Until the end of 2020, both fuel consumption and CO2 emission values in WLTP and NEDC will be present in the vehicle documents. Indeed, NEDC values will be used to assess the average emissions of cars and light commercial vehicles registered in the EU throughout 2020. In addition, some countries may continue to use the NEDC data for fiscal purposes. From 2021 onwards, WLTP data will be the only consumption/ CO2 emission values for all vehicles. Used vehicles will not be affected by this step and will maintain their certified NEDC values.

Road consumption and emissions of passenger cars and light commercial vehicles

The new WLTP test procedure is more representative of current driving conditions than the NEDC procedure, but it cannot take into account all possible cases including the effect of the driving style that is specific to each individual driver. Therefore, there will still be a difference between emissions and consumption measured in the laboratory and those resulting from the use of the vehicle in the real world, and the extent of this difference will depend on factors such as driving behavior, the use of on-board systems (e. g. air conditioning), traffic and weather conditions that are characteristic of each geographical area and each driver. For this reason, only a standardized laboratory test allows to obtain values with which it is possible to compare vehicles and different models in a fair way.

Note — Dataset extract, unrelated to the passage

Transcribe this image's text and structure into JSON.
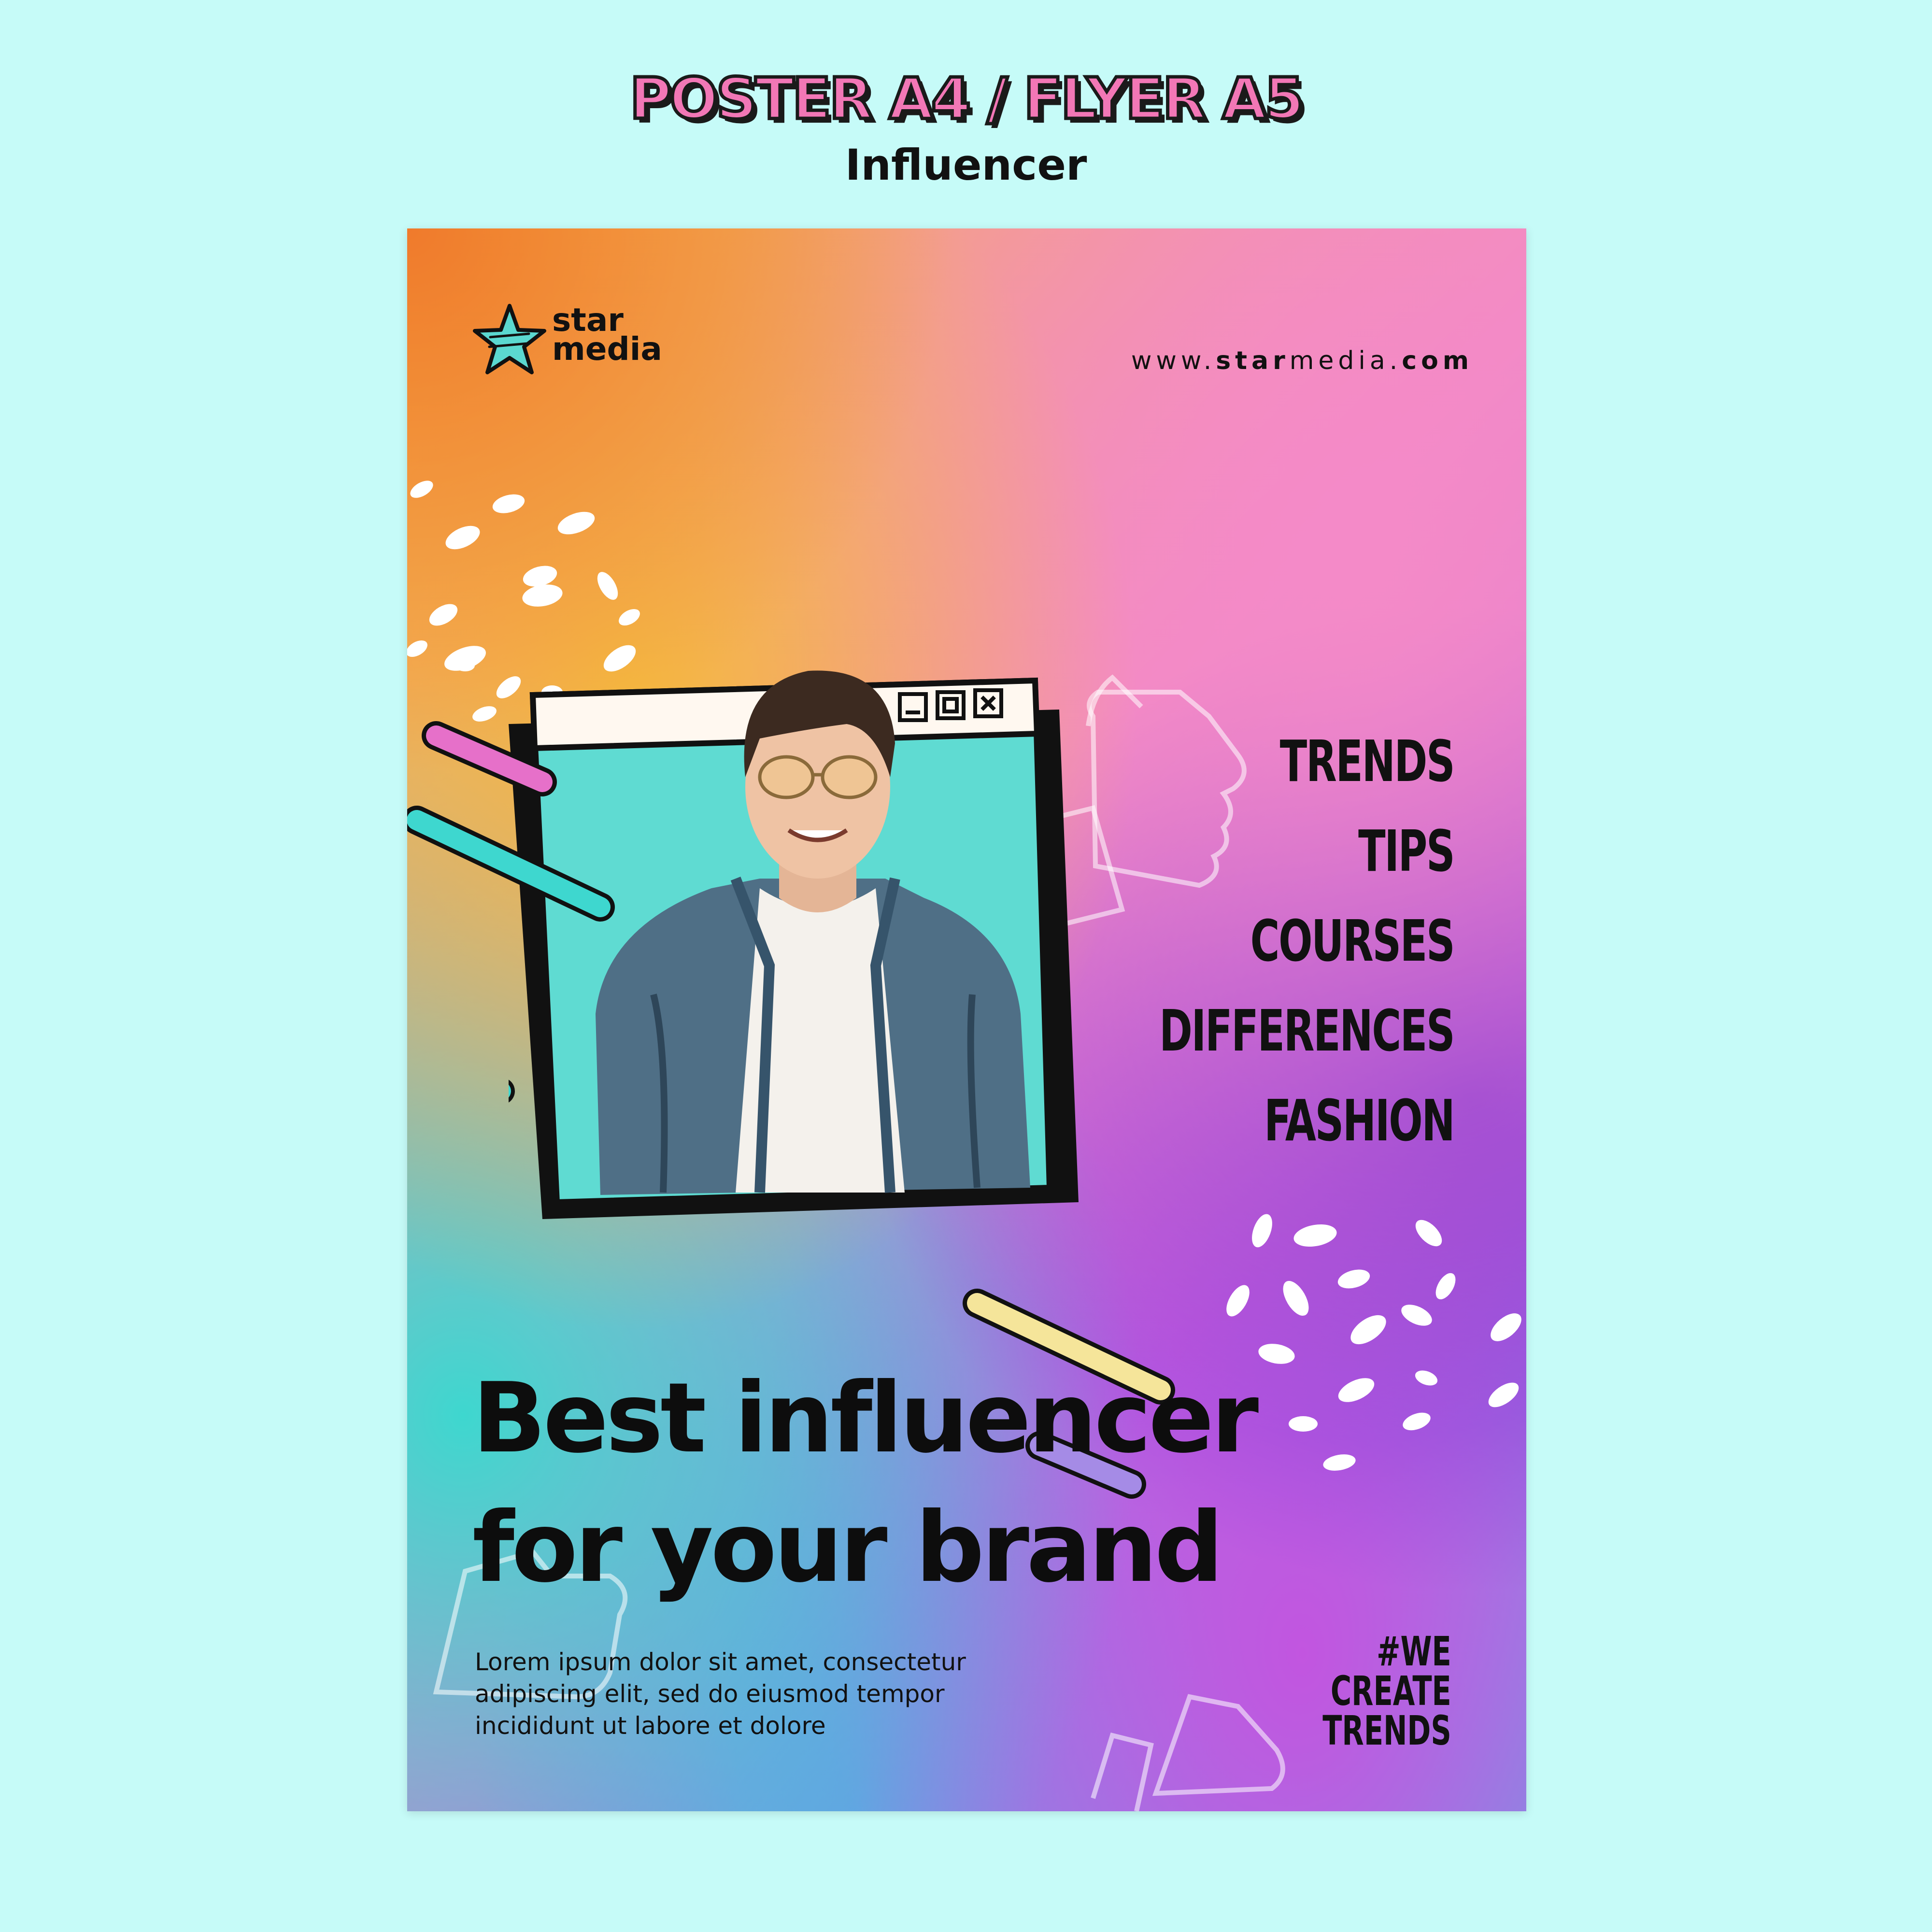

RDE (Real Driving Emissions)

a test focused on verifying emissions on the road

The RDE test verifies that vehicles maintain low emissions even under real road driving conditions. The RDE test does not replace but complements the WLTP laboratory test. During the RDE test, the vehicle is driven on the road in a wide range of different conditions. Conditions include different altitudes and temperatures, additional payload, uphill and downhill driving, urban roads (low speed), rural roads (average speed), highways (high speed).

In order to measure pollutant emissions while driving the vehicle on the road, test cars are equipped with portable measurement systems (PEMS) that provide full real-time monitoring of the main pollutants emitted by the vehicle. PEMS are complex devices that integrate advanced gas analyzers, exhaust gas mass flow meters, weather station, satellite-based geolocation and a network connection. The data collected is analyzed to verify that the boundary conditions of the RDE journey have been met and that emissions are within the limits of the regulation. The limits not to be exceeded are defined as those prescribed in the laboratory test (WLTP) multiplied by compliance factors. Compliance factors shall take into account the margin of error of the instrumentation that does not measure at the same level of accuracy and repeatability as that used in the laboratory test. The RDE test for passenger cars and light commercial vehicles of Class I applies to new type-approved models from 1 September 2017 and to all registrations from 1 September 2019 in case of nitrogen oxides (NOx) verification, with a compliance factor of 2.1. However, in the case of particle number (PN) verification, the compliance factor is 1.5 and applies to all registrations from 1 September 2018. For light commercial vehicles of Class II and III, the RDE test applies one year later.

What changes for customers

The new WLTP procedure will provide a more realistic criterion for comparing the fuel consumption and           CO2 emission values of different vehicle models as it has been designed to better reflect real driving behavior and take into account the specific technical characteristics of the individual model and version, including optional equipment. To ensure clarity and maximum possible transparency, FCA will provide retailers and customers with detailed information on the fuel consumption and CO2 emission values of each configured car and on the minimum and maximum extremes of the various models.